INSTRUCTIONS TO FOLLOW: Exact copy, no pictures: return all the data below as written.

TASK DATA START

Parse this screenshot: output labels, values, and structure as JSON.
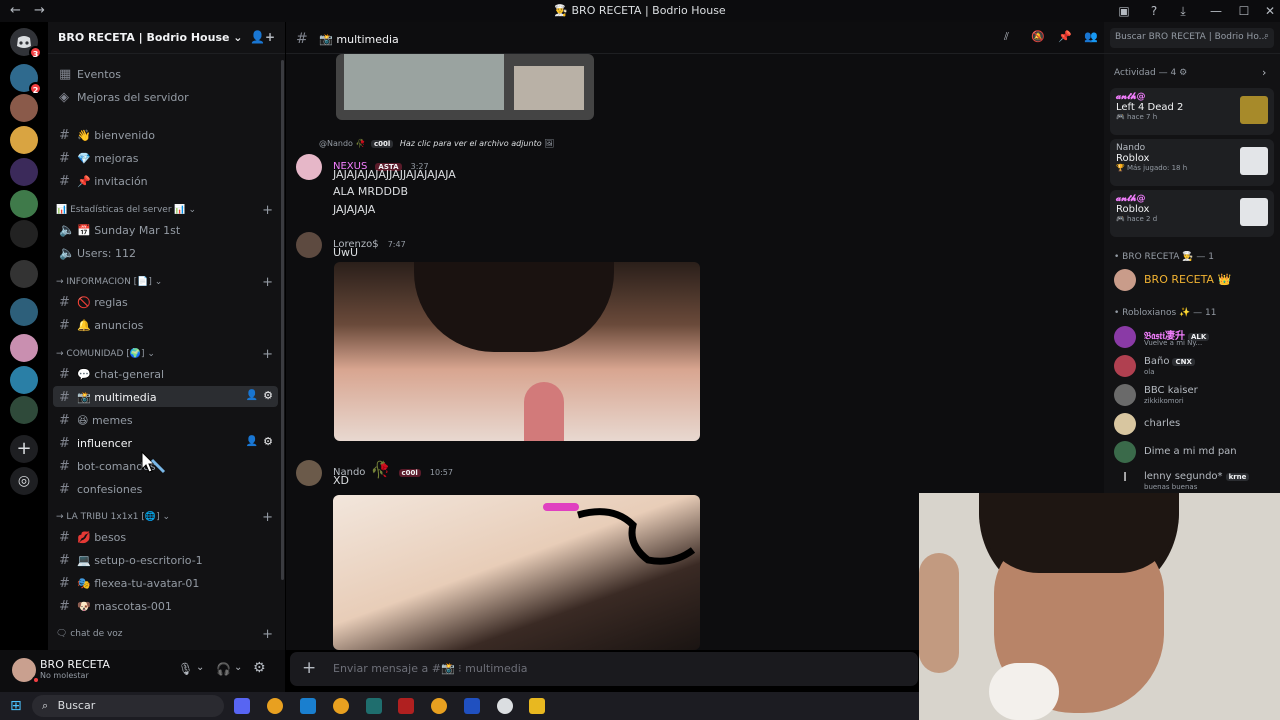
{
  "window": {
    "title": "BRO RECETA | Bodrio House",
    "title_emoji": "👨‍🍳"
  },
  "guilds": {
    "badge_top": "3",
    "badge_second": "2"
  },
  "server": {
    "name": "BRO RECETA | Bodrio House",
    "items": [
      {
        "label": "Eventos",
        "icon": "calendar-icon"
      },
      {
        "label": "Mejoras del servidor",
        "icon": "boost-icon"
      }
    ],
    "channels_top": [
      {
        "label": "👋 bienvenido"
      },
      {
        "label": "💎 mejoras"
      },
      {
        "label": "📌 invitación"
      }
    ],
    "cat_stats": "📊 Estadísticas del server 📊",
    "stats": [
      {
        "label": "📅 Sunday Mar 1st"
      },
      {
        "label": "Users: 112"
      }
    ],
    "cat_info": "INFORMACION [📄]",
    "info": [
      {
        "label": "🚫 reglas"
      },
      {
        "label": "🔔 anuncios"
      }
    ],
    "cat_comunidad": "COMUNIDAD [🌍]",
    "comunidad": [
      {
        "label": "💬 chat-general"
      },
      {
        "label": "📸 multimedia"
      },
      {
        "label": "😆 memes"
      },
      {
        "label": "influencer"
      },
      {
        "label": "bot-comandos"
      },
      {
        "label": "confesiones"
      }
    ],
    "cat_tribu": "LA TRIBU 1x1x1 [🌐]",
    "tribu": [
      {
        "label": "💋 besos"
      },
      {
        "label": "💻 setup-o-escritorio-1"
      },
      {
        "label": "🎭 flexea-tu-avatar-01"
      },
      {
        "label": "🐶 mascotas-001"
      }
    ],
    "cat_voz": "chat de voz"
  },
  "user": {
    "name": "BRO RECETA",
    "status": "No molestar"
  },
  "chat": {
    "channel": "📸 multimedia",
    "search_placeholder": "Buscar BRO RECETA | Bodrio Ho...",
    "reply_author": "@Nando",
    "reply_tag": "c00l",
    "reply_text": "Haz clic para ver el archivo adjunto",
    "messages": [
      {
        "author": "NEXUS",
        "tag": "ASTA",
        "time": "3:27",
        "lines": [
          "JAJAJAJAJAJJAJJAJAJAJAJA",
          "ALA MRDDDB",
          "JAJAJAJA"
        ],
        "color": "#f47fff"
      },
      {
        "author": "Lorenzo$",
        "time": "7:47",
        "lines": [
          "UwU"
        ],
        "color": "#b5bac1"
      },
      {
        "author": "Nando",
        "tag": "c00l",
        "time": "10:57",
        "lines": [
          "XD"
        ],
        "color": "#b5bac1"
      }
    ],
    "composer_placeholder": "Enviar mensaje a #📸 ⁝ multimedia"
  },
  "members": {
    "activity_header": "Actividad — 4",
    "activities": [
      {
        "name": "𝓪𝓷𝓽𝓱@",
        "game": "Left 4 Dead 2",
        "detail": "hace 7 h",
        "name_color": "#f47fff"
      },
      {
        "name": "Nando",
        "game": "Roblox",
        "detail": "Más jugado: 18 h",
        "name_color": "#b5bac1"
      },
      {
        "name": "𝓪𝓷𝓽𝓱@",
        "game": "Roblox",
        "detail": "hace 2 d",
        "name_color": "#f47fff"
      }
    ],
    "group1": "• BRO RECETA 👨‍🍳 — 1",
    "group1_members": [
      {
        "name": "BRO RECETA 👑",
        "status": "",
        "color": "#f0b232"
      }
    ],
    "group2": "• Robloxianos ✨ — 11",
    "group2_members": [
      {
        "name": "𝔅𝔞𝔰𝔱𝔦凄升",
        "tag": "ALK",
        "status": "Vuelve a mi Ny...",
        "color": "#f47fff"
      },
      {
        "name": "Baño",
        "tag": "CNX",
        "status": "ola",
        "color": "#b5bac1"
      },
      {
        "name": "BBC kaiser",
        "status": "zikkikomori",
        "color": "#b5bac1"
      },
      {
        "name": "charles",
        "status": "",
        "color": "#b5bac1"
      },
      {
        "name": "Dime a mi md pan",
        "status": "",
        "color": "#b5bac1"
      },
      {
        "name": "lenny segundo*",
        "tag": "krne",
        "status": "buenas buenas",
        "color": "#b5bac1"
      }
    ]
  },
  "taskbar": {
    "search": "Buscar"
  }
}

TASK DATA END

OUTPUT:
Parse this screenshot: output labels, values, and structure as JSON.
{
  "window": {
    "title": "BRO RECETA | Bodrio House",
    "title_emoji": "👨‍🍳"
  },
  "guilds": {
    "badge_top": "3",
    "badge_second": "2"
  },
  "server": {
    "name": "BRO RECETA | Bodrio House",
    "items": [
      {
        "label": "Eventos",
        "icon": "calendar-icon"
      },
      {
        "label": "Mejoras del servidor",
        "icon": "boost-icon"
      }
    ],
    "channels_top": [
      {
        "label": "👋 bienvenido"
      },
      {
        "label": "💎 mejoras"
      },
      {
        "label": "📌 invitación"
      }
    ],
    "cat_stats": "📊 Estadísticas del server 📊",
    "stats": [
      {
        "label": "📅 Sunday Mar 1st"
      },
      {
        "label": "Users: 112"
      }
    ],
    "cat_info": "INFORMACION [📄]",
    "info": [
      {
        "label": "🚫 reglas"
      },
      {
        "label": "🔔 anuncios"
      }
    ],
    "cat_comunidad": "COMUNIDAD [🌍]",
    "comunidad": [
      {
        "label": "💬 chat-general"
      },
      {
        "label": "📸 multimedia"
      },
      {
        "label": "😆 memes"
      },
      {
        "label": "influencer"
      },
      {
        "label": "bot-comandos"
      },
      {
        "label": "confesiones"
      }
    ],
    "cat_tribu": "LA TRIBU 1x1x1 [🌐]",
    "tribu": [
      {
        "label": "💋 besos"
      },
      {
        "label": "💻 setup-o-escritorio-1"
      },
      {
        "label": "🎭 flexea-tu-avatar-01"
      },
      {
        "label": "🐶 mascotas-001"
      }
    ],
    "cat_voz": "chat de voz"
  },
  "user": {
    "name": "BRO RECETA",
    "status": "No molestar"
  },
  "chat": {
    "channel": "📸 multimedia",
    "search_placeholder": "Buscar BRO RECETA | Bodrio Ho...",
    "reply_author": "@Nando",
    "reply_tag": "c00l",
    "reply_text": "Haz clic para ver el archivo adjunto",
    "messages": [
      {
        "author": "NEXUS",
        "tag": "ASTA",
        "time": "3:27",
        "lines": [
          "JAJAJAJAJAJJAJJAJAJAJAJA",
          "ALA MRDDDB",
          "JAJAJAJA"
        ],
        "color": "#f47fff"
      },
      {
        "author": "Lorenzo$",
        "time": "7:47",
        "lines": [
          "UwU"
        ],
        "color": "#b5bac1"
      },
      {
        "author": "Nando",
        "tag": "c00l",
        "time": "10:57",
        "lines": [
          "XD"
        ],
        "color": "#b5bac1"
      }
    ],
    "composer_placeholder": "Enviar mensaje a #📸 ⁝ multimedia"
  },
  "members": {
    "activity_header": "Actividad — 4",
    "activities": [
      {
        "name": "𝓪𝓷𝓽𝓱@",
        "game": "Left 4 Dead 2",
        "detail": "hace 7 h",
        "name_color": "#f47fff"
      },
      {
        "name": "Nando",
        "game": "Roblox",
        "detail": "Más jugado: 18 h",
        "name_color": "#b5bac1"
      },
      {
        "name": "𝓪𝓷𝓽𝓱@",
        "game": "Roblox",
        "detail": "hace 2 d",
        "name_color": "#f47fff"
      }
    ],
    "group1": "• BRO RECETA 👨‍🍳 — 1",
    "group1_members": [
      {
        "name": "BRO RECETA 👑",
        "status": "",
        "color": "#f0b232"
      }
    ],
    "group2": "• Robloxianos ✨ — 11",
    "group2_members": [
      {
        "name": "𝔅𝔞𝔰𝔱𝔦凄升",
        "tag": "ALK",
        "status": "Vuelve a mi Ny...",
        "color": "#f47fff"
      },
      {
        "name": "Baño",
        "tag": "CNX",
        "status": "ola",
        "color": "#b5bac1"
      },
      {
        "name": "BBC kaiser",
        "status": "zikkikomori",
        "color": "#b5bac1"
      },
      {
        "name": "charles",
        "status": "",
        "color": "#b5bac1"
      },
      {
        "name": "Dime a mi md pan",
        "status": "",
        "color": "#b5bac1"
      },
      {
        "name": "lenny segundo*",
        "tag": "krne",
        "status": "buenas buenas",
        "color": "#b5bac1"
      }
    ]
  },
  "taskbar": {
    "search": "Buscar"
  }
}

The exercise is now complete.